For practical purposes, it is usual for a person to appoint 1 or 2 executors for your Will, and to also perhaps consider appointing substitute executors. The substitute executors would act in the event that those first appointed either died before you or were otherwise unable or unwilling to act.
If you are looking for expert legal advice and assistance when writing your Will and appointing your executors, simply contact our solicitors for wills online here, and speak to a solicitor for wills within one working hour about how we can help you.
Can I appoint my solicitors, MG Legal as Executors?
Yes, this is a service that our solicitors for Wills offer to all of our clients. There is no charge to appoint MG Legal as executors when making your Will with our specialist team.

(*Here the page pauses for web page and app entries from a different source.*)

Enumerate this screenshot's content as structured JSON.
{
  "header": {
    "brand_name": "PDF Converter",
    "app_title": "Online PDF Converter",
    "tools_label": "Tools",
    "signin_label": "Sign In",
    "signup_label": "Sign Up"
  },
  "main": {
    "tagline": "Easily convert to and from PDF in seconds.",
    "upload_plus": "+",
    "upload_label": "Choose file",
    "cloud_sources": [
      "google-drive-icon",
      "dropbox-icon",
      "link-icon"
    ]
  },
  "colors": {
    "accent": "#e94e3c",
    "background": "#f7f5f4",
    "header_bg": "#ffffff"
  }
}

If we act in the administration of your estate, the work carried out would be chargeable at the fee earner’s standard hourly rate + VAT.
If you want to appoint MG Legal as your executors, then please contact our offices, for a confidential discussion about how we can help you.
If you are undecided, see our full discussion of the benefits of appointing a solicitor as the executor of your Will, here.
What if I want to exclude a family member from my Will?
When writing your will, it is entirely up to you who your assets are left to, within reason. When our solicitors for wills discuss excluding a family member from a will, it is often easier to use an example to explain the process:
Jack has three children, Anna, Kim and Peter. His relationship with Peter has broken down and, as a consequence, Peter has had no contact with his father for 10 years. Jack therefore does not wish to make provision for Peter in his Will.
Jack is free to leave his estate to whomever he likes, however, this freedom is limited somewhat by statute. The Inheritance (Provision for Family and Dependants) Act 1975, provides that certain classes of people may apply for financial provision from a deceased’s estate and this includes a spouse or civil partner, a former spouse or civil partner, who has not remarried or entered into another civil partnership, a child of the deceased, somebody treated as a child of the deceased or any person who was being financially maintained by the deceased prior to his death.
The Court will take into account, amongst other things, the circumstances of the applicant, the size and nature of the estate and, where relevant, the conduct of the applicant.
To learn more about your specific wishes, and speak to a solicitor for wills in a confidential and judgement-free way, simply contact us online here and speak to a solicitor for wills about our fixed-fee legal services.